2020 was the first year that emissions dropped compared to 1990, with levels dropping by about 5.4 per cent. It was mainly due to the Coronavirus pandemic and the restrictions imposed. However, one year later, Spain’s emissions had again risen above 1990 levels. Overall, annual GHG emissions in Spain have followed a mostly downward trend since 2007.
Figure 6. Percentage change in greenhouse gas (GHG) emissions in Spain from 1995 to 2021, relative to 1990 levels. Source: MITECO
According to the latest summary report of the national inventory of atmospheric emissions (March 2023) by MITECO, gross greenhouse gas (GHG) emissions at the national level are estimated for 2021 at 288.8 million tonnes of CO₂-eq, what represents an increase in emissions of 6.1 % compared to the previous year, and a reduction of 6.4 % compared to 2019, in a framework of recovery from the crisis originating from the COVID-19 pandemic.
The total emission level represents an increase of 0.4% compared to 1990 and a decrease of 34.2% compared to 2005.
Comparison of CO2 emissions between Europe and the rest of the world: future developments
If we study in more detail a future analysis of emissions, with the neutrality objectives foreseen for Europe in 2050, we can see globally, that emissions will not stop growing until they reach their maximum in 2025 with 36,000 M tm of CO2. Countries with a huge production capacity, such as China (with an industry based on coal consumption) of 31% of the total in 2021, or emerging countries such as India do not have the same sensitivity to change in their production models and technologies with a focus on combating climate change.
This trend will change in the future, as the progressive depletion of fossil fuels and cheaper technology will lead us to a scenario in 2050 with global emissions levels estimated at around 22,000 M tm of CO2, below the level in 2000, with around 25,500 M tm. A feeling of hope at the end of the tunnel.
Figure 7. Global CO2 emissions in 2000 and estimate to 2050. Regional breakdown. Source: Enerdata
Challenges for the future: Emission neutrality towards 2050
As part of the Paris Agreement, 195 countries have committed to reduce their greenhouse gas (GHG) emissions. In the European Union, there is a firm commitment to reduce GHG emissions by 80% to 95% of 1990 levels by 2050. To learn more about global initiatives to achieve these decarbonisation goals, I recommend reading the article by our colleague Javier Taibo Pose on the Norvento ´s blog. https://www.norvento.com/blog/objetivos-de-descarbonizacion/
Scientific challenges: CO2 monitoring through remote sensing

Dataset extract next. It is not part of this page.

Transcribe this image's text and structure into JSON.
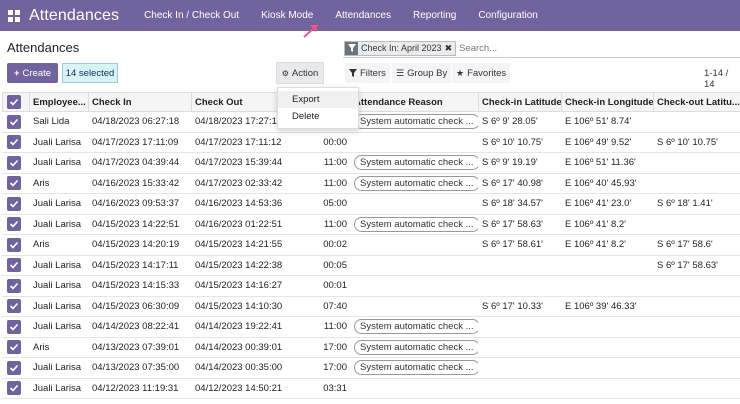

The Copernicus Project is one of the most innovative Earth Observation (EO) programmes. This initiative between the European Commission and the European Space Agency (ESA) currently has a fleet of satellites called Sentinel (Sentinel 1, Sentinel 2, Sentinel 3, and Sentinel 5P) that operate around the Earth recording environmental information and, above all, data linked to the effects of climate change. Sentinel 5P allows atmospheric monitoring of the Earth, with indicators of the concentration and distribution of pollutants in the atmosphere such as CO, SO2, N02 or CH4, among others.
Sentinel 2 provides a high-resolution satellite imagery. They are used to monitor the Earth’s surface in order to keep track of vegetation cover, water bodies and coastal areas.
Sentinel satellites began work in mid2014. Since then, multiple Sentinel variants have been launched to date to perform different functions. In 2026, ESA Copernicus is expected to launch the Sentinel 7 mission into space, which will be able to differentiate man-made CO2 emissions from nature’s emissions, a major progress to face climate change crisis.
This European CO2 monitoring mission will be the first satellite mission capable to measure anthropogenic emissions as distinct from natural carbon cycle emissions, monitoring not only its concentration in the atmosphere but also the sources of emissions.
Picture 2. Sentinel 2 satellite image of the 2021 La Palma volcanic eruption. Source: ESA Copernicus